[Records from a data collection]
━━━━━━━━━━
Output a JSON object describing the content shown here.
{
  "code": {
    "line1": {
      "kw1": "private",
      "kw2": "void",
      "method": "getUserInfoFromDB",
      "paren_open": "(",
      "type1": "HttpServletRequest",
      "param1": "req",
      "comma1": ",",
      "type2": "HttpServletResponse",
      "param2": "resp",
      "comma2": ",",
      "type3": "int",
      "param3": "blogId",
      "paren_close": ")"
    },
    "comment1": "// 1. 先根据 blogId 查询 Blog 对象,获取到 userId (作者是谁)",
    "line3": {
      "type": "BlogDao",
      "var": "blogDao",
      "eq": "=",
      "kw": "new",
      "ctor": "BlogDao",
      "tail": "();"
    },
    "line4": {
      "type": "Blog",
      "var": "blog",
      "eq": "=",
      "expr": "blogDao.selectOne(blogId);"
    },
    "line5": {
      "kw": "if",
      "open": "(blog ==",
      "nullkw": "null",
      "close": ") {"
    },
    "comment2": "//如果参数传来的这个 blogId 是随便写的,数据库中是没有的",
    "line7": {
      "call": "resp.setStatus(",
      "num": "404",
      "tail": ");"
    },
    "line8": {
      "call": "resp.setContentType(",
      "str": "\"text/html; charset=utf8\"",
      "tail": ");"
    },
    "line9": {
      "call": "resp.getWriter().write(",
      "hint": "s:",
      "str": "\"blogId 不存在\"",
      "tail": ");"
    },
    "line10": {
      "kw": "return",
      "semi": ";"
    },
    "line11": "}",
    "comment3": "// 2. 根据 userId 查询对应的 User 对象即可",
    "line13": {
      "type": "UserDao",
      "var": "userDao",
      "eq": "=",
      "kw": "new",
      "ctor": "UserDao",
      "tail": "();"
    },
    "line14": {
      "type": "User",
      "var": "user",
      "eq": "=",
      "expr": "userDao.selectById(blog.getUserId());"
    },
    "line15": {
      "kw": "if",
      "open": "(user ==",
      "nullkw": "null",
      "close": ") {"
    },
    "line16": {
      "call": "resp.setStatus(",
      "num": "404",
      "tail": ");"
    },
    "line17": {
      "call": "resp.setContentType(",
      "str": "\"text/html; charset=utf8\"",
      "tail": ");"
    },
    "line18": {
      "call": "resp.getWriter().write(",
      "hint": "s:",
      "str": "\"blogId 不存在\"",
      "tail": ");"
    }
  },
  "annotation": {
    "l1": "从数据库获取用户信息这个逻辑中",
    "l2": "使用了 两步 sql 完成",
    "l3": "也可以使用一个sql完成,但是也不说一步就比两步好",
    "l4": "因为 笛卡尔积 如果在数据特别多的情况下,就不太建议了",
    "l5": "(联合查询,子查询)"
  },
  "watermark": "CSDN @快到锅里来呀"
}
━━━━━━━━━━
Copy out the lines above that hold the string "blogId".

**RESPONSE AREA:**
      "param3": "blogId",
    "comment1": "// 1. 先根据 blogId 查询 Blog 对象,获取到 userId (作者是谁)",
      "expr": "blogDao.selectOne(blogId);"
    "comment2": "//如果参数传来的这个 blogId 是随便写的,数据库中是没有的",
      "str": "\"blogId 不存在\"",
      "str": "\"blogId 不存在\"",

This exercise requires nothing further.